This was so difficult to write, because no words could ever really express all these years of missing you. We spoke often of the mortality rate of pilots, but I never believed that you wouldn't return. I went on with my life, but I have never forgotten you. Thank you for my daughter, born on your birthday. I will always love you. Darlene DARLENE MCPHEE SIMEONE, DARLENESIMEONE@HOTMAIL.COM, 6/13/08
On December 16, 1970, my ship the USS DENNIS J BUCKLEY was sent to search for a pilot that had went down in the Tonkin Gulf while coming back from a mission over Vietnam. We broke off from the aircraft carrier we were working with and proceded to the site where the plane went down. Capt Luskin announced the pilot's name was Victor Buckley. We spent three days looking for him, but to no avail. We did find a nose wheel off of a plane, but had no idea whether it came off of Lt Buckley's plane. It was a tremendous let down to the crew when we were ordered to return to the carrier. HAROLD FERGUSON, HAROLD.FERGUSON@SBCGLOBAL.NET, 1/15/07
A lifetime ago, when Pat was an Ensign in flight training at Meridian, MS, we were friends. Actually, we dated for a while. How he loved life, laughter, his TR3, his motorcycle, and flying jets! Time spent with Pat was time spent having fun.
I first learned that Pat had been killed in Vietnam when I came across his name on the memorial at Punchbowl in Hawaii. I'm pleased to find this online memorial to him, to learn more about what happened, and to be able to add my 'farewell'. I'll think of him fondly when I look out at the stars. JANICE (BAKER) BLASE, JANBLASE@COMCAST.NET, 7/7/05
Victor (Pat) was a true friend, we shared many classes at the Naval Academy. It's so sad he left us so early. May God continue to bless his soul. TOM PORTER, 11/13/04
Friend, roommate, classmate
Although he was tragically lost in Viet Nam, I'm not able to think about Bucs without instantly remembering his ever-present smile. He was a friend to all who knew him, a confidant to those who needed help or advice, and a professional when it came to doing his work. These days Bucs surely sits somewhere close to God so that he can be called on to cheer things up when even God is dismayed about happenings here on earth. A wonderful person, part of the tragedy of his loss is that others never had the chance to meet him. BILL COWAN, USMC (RET), WVC3@EARTHLINK.NET, 7/19/04
From Daily Breeze on May 23, 2015. Quote from Steve Wilson:
"A couple of these guys never came back.
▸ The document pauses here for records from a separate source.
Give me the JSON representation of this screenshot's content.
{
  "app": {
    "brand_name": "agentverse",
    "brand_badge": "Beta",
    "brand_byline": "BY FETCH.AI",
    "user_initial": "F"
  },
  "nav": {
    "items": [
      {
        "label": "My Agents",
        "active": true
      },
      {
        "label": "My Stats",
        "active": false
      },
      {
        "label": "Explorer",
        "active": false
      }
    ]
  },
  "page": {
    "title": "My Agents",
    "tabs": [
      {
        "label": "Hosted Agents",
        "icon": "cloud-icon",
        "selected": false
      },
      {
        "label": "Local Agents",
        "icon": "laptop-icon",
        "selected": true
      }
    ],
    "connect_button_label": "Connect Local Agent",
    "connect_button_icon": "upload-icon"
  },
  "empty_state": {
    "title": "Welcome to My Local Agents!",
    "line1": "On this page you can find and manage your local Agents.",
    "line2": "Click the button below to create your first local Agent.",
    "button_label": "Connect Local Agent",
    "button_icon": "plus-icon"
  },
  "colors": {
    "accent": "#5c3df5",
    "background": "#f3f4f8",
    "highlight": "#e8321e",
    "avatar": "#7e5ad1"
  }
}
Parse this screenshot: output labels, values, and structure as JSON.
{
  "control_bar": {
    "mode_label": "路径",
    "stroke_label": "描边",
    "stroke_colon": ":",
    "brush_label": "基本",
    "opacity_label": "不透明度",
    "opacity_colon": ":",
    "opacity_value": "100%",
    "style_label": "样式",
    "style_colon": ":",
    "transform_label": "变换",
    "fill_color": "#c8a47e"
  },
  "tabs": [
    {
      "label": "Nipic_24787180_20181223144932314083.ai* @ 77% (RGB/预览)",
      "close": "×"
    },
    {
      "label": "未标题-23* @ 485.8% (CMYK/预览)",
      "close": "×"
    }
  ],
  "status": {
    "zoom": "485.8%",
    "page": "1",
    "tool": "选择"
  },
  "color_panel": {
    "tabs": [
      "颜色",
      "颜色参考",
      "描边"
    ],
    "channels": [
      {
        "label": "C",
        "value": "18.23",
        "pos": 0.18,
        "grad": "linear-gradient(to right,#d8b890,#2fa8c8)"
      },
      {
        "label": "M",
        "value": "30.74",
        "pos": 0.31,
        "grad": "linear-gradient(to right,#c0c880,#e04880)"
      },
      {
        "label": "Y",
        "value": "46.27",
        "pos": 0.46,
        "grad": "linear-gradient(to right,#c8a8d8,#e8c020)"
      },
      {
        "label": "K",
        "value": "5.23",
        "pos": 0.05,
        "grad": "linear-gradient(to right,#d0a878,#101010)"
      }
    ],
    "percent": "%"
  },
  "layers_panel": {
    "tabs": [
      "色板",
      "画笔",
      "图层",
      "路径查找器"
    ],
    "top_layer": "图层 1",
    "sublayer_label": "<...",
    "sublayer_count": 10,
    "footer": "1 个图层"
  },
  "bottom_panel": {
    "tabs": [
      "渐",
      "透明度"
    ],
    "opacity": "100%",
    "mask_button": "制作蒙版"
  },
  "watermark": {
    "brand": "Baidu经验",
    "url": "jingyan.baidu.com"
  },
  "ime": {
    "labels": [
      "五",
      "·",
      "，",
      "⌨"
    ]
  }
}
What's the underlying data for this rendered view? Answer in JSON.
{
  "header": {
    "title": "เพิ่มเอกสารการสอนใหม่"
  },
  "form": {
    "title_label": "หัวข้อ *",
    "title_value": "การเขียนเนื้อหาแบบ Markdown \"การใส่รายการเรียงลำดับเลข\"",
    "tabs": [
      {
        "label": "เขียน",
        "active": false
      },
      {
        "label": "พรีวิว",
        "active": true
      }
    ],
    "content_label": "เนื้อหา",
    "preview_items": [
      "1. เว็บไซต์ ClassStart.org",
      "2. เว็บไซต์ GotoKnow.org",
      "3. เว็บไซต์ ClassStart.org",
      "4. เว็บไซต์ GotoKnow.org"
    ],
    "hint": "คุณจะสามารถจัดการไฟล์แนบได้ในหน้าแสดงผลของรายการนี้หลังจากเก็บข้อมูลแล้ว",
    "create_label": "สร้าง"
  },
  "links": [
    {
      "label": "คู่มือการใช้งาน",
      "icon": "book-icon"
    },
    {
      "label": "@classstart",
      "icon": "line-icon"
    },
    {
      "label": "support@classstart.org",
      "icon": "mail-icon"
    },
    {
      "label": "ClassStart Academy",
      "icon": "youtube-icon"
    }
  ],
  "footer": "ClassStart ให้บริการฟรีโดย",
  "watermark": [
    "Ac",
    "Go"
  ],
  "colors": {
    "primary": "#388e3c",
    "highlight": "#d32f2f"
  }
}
I worked on the flight deck of an aircraft carrier and would just watch them leave and never come back,” the Torrance resident said, walking to another section and landing his finger beneath the name Victor P. Buckley. “We searched three days for him and never found him."